#### What you will do:
Wherever "Sistem" appears in a line of the records below, count that line, and report only the number.

Data about app and page elements:

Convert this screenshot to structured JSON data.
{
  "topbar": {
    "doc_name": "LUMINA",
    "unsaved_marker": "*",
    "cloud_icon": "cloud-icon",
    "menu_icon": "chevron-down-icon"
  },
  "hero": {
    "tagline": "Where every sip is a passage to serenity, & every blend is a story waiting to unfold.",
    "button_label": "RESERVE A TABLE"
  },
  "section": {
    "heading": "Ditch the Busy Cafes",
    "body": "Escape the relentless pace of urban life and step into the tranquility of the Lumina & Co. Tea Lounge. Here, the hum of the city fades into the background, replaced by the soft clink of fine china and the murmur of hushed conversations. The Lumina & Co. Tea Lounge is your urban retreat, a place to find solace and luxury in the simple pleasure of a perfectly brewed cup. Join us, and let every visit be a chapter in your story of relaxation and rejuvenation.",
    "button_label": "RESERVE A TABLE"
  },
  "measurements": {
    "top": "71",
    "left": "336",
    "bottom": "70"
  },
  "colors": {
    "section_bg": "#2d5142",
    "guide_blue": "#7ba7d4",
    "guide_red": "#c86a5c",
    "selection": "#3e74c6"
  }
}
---
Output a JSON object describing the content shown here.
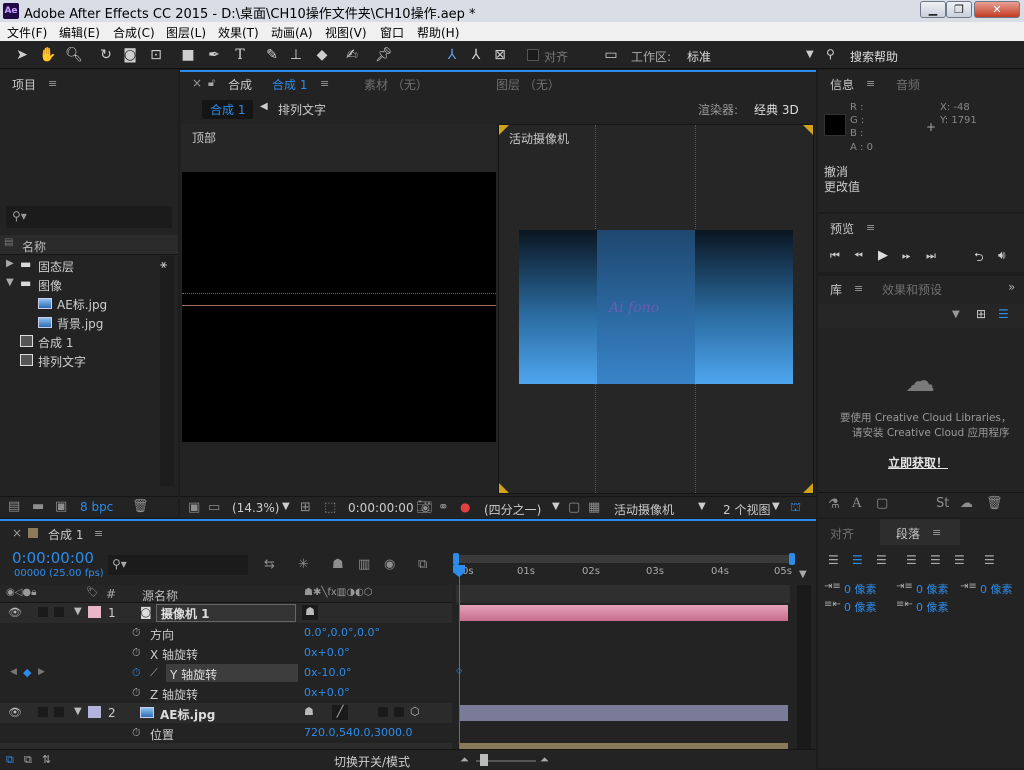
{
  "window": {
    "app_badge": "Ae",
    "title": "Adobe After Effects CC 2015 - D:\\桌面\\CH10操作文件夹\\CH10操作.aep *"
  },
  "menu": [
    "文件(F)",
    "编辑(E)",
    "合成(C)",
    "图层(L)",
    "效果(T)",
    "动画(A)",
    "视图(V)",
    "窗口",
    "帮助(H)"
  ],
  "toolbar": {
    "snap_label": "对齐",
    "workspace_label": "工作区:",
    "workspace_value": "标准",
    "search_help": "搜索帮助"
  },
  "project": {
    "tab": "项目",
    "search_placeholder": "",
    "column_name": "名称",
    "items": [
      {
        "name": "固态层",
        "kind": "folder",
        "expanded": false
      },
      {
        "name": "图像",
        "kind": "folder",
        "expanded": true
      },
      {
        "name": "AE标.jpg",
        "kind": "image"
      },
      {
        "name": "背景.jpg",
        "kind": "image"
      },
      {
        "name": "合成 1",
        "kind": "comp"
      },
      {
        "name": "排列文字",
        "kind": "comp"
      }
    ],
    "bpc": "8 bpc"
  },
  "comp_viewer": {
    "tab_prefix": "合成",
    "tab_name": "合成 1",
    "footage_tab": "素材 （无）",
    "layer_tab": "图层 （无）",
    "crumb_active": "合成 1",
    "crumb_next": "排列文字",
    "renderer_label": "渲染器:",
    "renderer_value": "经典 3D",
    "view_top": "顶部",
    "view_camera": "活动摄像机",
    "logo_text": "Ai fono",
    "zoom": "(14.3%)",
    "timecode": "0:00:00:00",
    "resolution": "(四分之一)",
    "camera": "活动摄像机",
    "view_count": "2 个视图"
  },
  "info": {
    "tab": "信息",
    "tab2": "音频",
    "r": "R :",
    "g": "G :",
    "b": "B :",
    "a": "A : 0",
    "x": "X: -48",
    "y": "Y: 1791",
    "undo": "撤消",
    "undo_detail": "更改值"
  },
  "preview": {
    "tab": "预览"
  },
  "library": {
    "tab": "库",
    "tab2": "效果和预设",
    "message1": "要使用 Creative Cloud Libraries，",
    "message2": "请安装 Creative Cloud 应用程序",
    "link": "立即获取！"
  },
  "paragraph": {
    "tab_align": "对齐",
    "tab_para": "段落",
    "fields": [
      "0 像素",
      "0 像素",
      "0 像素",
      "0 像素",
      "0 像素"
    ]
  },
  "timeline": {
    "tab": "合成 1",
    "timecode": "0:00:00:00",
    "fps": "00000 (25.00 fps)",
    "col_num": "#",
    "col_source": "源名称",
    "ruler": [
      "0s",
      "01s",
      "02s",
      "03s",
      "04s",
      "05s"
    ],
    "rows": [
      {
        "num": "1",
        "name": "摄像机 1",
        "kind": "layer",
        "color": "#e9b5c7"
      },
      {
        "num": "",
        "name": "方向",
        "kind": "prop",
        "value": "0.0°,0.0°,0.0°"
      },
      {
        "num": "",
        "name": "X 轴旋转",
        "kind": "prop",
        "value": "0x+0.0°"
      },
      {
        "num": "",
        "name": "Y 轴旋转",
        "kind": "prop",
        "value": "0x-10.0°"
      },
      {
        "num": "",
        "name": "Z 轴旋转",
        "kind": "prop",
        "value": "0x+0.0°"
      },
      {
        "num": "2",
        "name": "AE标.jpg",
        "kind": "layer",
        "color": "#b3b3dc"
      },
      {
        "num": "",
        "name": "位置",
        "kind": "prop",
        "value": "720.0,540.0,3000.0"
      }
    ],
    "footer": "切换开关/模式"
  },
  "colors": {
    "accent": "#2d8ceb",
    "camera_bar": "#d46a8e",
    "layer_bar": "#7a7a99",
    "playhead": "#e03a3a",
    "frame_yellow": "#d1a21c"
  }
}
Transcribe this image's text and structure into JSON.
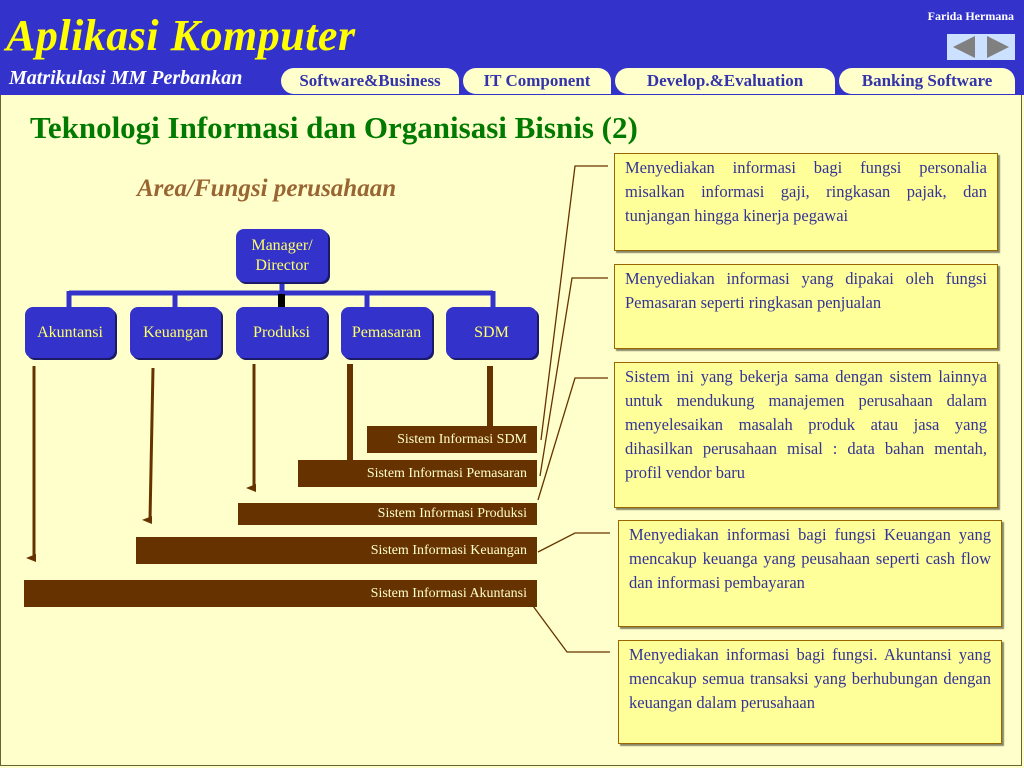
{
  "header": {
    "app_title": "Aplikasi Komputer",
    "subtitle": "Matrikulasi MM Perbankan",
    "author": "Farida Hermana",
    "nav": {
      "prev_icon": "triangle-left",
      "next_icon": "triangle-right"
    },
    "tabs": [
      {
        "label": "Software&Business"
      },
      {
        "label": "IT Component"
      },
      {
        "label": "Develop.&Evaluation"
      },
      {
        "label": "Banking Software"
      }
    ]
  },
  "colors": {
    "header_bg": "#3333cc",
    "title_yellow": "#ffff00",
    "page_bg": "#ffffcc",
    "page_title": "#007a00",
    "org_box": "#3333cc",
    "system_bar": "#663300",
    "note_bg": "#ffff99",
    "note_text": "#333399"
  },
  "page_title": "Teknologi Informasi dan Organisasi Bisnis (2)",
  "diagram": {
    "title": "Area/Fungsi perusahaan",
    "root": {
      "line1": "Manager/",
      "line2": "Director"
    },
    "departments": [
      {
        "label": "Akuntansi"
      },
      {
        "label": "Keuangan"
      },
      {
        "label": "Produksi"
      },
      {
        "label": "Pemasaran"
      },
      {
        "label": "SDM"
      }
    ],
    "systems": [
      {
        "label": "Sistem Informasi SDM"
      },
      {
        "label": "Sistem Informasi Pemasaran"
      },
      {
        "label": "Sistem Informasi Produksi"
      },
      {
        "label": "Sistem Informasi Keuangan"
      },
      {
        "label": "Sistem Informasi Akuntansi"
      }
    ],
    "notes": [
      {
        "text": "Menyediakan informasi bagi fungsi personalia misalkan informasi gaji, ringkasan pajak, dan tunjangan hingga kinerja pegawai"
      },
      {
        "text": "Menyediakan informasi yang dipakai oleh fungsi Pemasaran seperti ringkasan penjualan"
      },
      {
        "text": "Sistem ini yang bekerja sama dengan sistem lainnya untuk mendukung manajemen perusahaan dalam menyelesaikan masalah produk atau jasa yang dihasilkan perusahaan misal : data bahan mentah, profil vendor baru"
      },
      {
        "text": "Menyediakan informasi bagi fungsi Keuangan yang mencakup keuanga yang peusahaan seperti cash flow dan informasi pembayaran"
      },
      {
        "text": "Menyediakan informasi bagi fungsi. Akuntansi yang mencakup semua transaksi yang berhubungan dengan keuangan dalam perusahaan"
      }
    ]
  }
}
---
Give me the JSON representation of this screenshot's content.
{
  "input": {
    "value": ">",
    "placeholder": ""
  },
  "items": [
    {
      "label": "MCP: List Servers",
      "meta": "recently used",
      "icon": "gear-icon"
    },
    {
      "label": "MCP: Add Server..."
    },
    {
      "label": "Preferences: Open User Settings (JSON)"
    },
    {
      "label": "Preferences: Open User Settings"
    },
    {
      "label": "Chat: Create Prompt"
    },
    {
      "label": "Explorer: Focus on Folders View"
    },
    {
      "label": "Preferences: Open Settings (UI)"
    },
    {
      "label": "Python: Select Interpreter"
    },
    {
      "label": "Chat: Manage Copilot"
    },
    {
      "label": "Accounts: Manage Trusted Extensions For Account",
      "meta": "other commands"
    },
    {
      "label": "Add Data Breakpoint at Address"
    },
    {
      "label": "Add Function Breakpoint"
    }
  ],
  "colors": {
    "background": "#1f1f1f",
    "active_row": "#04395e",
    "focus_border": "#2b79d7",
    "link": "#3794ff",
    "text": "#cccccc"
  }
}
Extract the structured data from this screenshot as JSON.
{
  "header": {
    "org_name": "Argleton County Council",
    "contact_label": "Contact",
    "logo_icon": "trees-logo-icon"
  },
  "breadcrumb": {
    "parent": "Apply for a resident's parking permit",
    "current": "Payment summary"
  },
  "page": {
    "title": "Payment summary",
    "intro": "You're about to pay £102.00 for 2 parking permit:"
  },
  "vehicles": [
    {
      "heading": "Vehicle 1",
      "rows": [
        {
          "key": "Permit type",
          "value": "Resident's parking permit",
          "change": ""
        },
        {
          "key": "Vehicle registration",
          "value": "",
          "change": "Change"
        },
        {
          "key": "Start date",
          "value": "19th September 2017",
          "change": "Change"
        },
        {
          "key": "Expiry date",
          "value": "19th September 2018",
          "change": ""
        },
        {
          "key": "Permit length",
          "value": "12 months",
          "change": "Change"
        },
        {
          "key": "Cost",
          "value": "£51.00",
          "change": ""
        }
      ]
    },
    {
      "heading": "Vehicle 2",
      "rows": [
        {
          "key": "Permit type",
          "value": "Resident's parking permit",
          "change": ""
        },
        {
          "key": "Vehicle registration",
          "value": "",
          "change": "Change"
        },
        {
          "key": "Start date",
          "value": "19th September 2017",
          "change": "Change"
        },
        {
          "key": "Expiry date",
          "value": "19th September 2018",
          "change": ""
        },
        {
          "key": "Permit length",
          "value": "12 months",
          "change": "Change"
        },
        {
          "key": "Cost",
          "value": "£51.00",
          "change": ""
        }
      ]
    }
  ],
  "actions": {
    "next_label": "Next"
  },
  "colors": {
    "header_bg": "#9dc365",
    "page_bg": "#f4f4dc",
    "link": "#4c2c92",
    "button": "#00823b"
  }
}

#### Exercise answer:
6